In Memoriam 1942 – 2013 “Roger Ebert loved movies.”


Steve Jobs

The fact that he doesn’t try to redeem these flawed, fascinating figures—or even try to make you like them in the slightest way—feels like an…


Knock Knock

As a piece of social satire, Knock Knock winds up being not just toothless but anticlimactic.

Other Reviews
Review Archives

Ballad of Narayama

"The Ballad of Narayama" is a Japanese film of great beauty and elegant artifice, telling a story of startling cruelty. What a space it opens…


Monsieur Hire

Patrice Leconte's "Monsieur Hire" is a tragedy about loneliness and erotomania, told about two solitary people who have nothing else in common. It involves a…

Other Reviews
Great Movie Archives
Other Articles
Channel Archives

TIFF: What's missing here?


View image The ManuLife Center (glowing beacon in the middle of the shot), where most of the Toronto Film Festival press and industry screenings are held.


The hallway of the Varsity Cinemas, with theaters on both sides.
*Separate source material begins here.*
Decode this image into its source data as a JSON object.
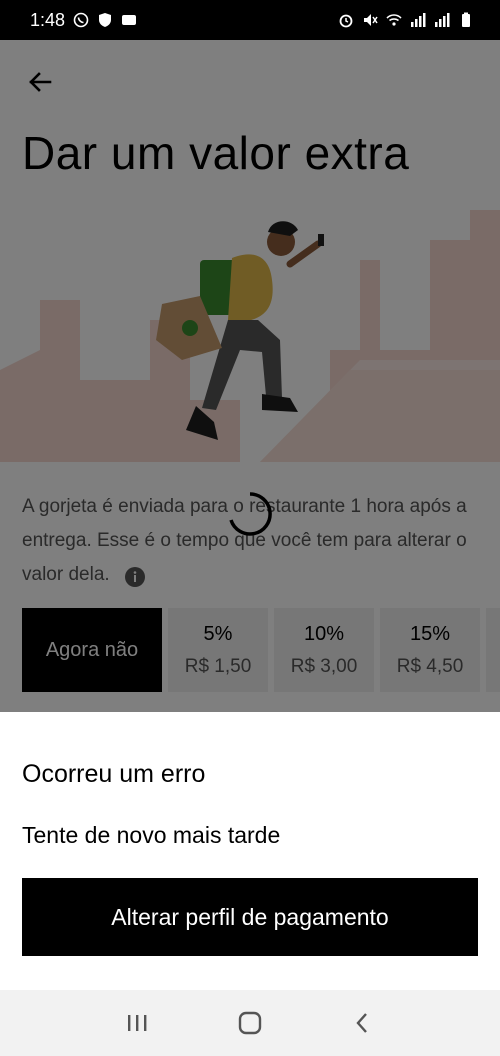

What's missing from these pictures? I'l tell you what: Roger Ebert! Many festival regulars have been saying it feels weird not seeing Roger around town this time of year. And in that respect, we're already anticipating Toronto 2007. David Poland at The Hot Blog expresses the sentiments of no small number of us on this morning:

Roger’s name comes up often as many of us gather in this annual reunion tour, as it is rather sad to have a festival without him. He missed his first George Christy luncheon in 22 years this year. But his gathered friends all applauded his improving health and look forward to seeing him next year.
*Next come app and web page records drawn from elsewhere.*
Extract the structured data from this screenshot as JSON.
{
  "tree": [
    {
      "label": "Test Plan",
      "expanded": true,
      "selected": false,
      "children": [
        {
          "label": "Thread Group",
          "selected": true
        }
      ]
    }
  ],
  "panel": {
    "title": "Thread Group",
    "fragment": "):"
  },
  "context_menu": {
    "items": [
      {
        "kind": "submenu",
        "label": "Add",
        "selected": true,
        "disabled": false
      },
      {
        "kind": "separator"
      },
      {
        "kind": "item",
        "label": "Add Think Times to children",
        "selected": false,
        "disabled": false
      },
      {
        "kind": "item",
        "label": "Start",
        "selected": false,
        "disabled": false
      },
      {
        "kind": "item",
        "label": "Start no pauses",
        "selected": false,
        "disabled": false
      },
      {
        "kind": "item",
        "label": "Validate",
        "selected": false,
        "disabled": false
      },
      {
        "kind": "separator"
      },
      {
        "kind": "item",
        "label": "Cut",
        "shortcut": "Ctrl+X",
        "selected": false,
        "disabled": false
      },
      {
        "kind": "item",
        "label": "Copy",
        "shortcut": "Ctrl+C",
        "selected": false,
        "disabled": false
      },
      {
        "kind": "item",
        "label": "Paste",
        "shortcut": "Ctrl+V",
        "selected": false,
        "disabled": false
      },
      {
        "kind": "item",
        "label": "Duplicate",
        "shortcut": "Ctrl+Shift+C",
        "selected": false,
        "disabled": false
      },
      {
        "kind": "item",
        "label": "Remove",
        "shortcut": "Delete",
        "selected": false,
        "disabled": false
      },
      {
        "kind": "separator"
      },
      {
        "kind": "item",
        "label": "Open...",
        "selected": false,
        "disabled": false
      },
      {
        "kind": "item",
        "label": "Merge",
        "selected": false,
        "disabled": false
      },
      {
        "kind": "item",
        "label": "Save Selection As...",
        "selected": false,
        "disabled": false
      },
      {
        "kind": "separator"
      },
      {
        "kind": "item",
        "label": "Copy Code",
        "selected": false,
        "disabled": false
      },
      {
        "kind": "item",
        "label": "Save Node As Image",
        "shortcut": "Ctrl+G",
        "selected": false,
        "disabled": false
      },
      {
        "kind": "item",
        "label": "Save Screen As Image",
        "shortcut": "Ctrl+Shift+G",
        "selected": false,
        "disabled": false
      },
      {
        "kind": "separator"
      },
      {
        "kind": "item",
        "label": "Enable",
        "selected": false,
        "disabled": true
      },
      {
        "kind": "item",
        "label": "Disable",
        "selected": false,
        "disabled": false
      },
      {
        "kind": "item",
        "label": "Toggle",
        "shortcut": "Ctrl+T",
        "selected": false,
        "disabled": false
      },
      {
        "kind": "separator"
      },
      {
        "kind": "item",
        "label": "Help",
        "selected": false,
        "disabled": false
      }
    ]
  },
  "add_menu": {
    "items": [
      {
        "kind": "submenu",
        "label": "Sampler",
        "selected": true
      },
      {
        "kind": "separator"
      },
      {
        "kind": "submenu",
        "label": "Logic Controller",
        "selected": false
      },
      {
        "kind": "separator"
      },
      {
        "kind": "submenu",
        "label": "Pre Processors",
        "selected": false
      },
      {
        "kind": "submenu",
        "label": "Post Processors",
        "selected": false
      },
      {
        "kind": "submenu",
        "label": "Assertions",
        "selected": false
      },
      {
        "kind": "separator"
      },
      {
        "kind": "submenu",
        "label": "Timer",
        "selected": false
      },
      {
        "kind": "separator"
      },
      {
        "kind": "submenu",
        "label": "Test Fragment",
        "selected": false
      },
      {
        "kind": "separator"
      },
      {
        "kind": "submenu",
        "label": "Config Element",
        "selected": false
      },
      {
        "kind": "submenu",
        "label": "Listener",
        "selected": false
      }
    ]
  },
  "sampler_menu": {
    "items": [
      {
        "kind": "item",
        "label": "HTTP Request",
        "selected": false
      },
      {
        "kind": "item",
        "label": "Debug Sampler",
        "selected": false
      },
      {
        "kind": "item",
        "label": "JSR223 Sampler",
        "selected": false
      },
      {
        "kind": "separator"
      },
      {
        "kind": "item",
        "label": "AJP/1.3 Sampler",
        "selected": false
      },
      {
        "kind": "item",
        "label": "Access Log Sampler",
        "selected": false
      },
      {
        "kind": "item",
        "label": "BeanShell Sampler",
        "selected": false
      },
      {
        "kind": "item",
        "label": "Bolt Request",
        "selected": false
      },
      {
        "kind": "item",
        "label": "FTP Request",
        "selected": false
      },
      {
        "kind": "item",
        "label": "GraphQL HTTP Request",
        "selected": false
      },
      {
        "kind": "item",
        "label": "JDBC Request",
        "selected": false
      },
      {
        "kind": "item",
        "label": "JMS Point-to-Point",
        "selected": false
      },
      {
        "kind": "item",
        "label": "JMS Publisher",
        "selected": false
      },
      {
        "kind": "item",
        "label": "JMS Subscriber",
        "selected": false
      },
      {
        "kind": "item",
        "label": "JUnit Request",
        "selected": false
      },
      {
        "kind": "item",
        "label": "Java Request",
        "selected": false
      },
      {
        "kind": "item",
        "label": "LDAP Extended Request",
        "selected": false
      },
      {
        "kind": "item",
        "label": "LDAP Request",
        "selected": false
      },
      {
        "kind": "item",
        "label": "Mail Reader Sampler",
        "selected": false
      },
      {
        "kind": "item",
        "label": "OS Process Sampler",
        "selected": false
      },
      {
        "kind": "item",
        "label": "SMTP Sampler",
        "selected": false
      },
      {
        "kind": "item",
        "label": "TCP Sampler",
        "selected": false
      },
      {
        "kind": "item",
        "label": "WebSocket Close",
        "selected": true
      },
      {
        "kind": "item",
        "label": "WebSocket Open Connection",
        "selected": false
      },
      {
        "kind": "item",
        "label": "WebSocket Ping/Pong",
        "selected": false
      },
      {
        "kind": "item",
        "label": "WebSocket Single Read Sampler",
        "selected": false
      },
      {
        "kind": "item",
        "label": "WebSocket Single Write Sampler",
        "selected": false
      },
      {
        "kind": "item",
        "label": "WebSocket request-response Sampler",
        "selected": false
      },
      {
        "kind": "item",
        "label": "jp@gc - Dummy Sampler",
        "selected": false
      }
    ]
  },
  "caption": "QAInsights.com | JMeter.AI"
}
Hear, hear!

Popular Blog Posts

Who do you read? Good Roger, or Bad Roger?

This message came to me from a reader named Peter Svensland. He and a fr...

Of Rats and Men: “Black Mass” vs. “The Departed”

A comparison of Frank Costello in The Departed and Whitey Bulger in Black Mass reveals weaknesses in the latter.

NYFF 2015: "No Home Movie," "Microbe & Gasoline"

A NYFF report on new films from Chantal Akerman and Michel Gondry.

The Unloved, Part 22: "My Soul to Take"

Our monthly series digs into the career of Wes Craven and comes out with his 3D 2010 film, "My Soul to Take".

Reveal Comments
comments powered by Disqus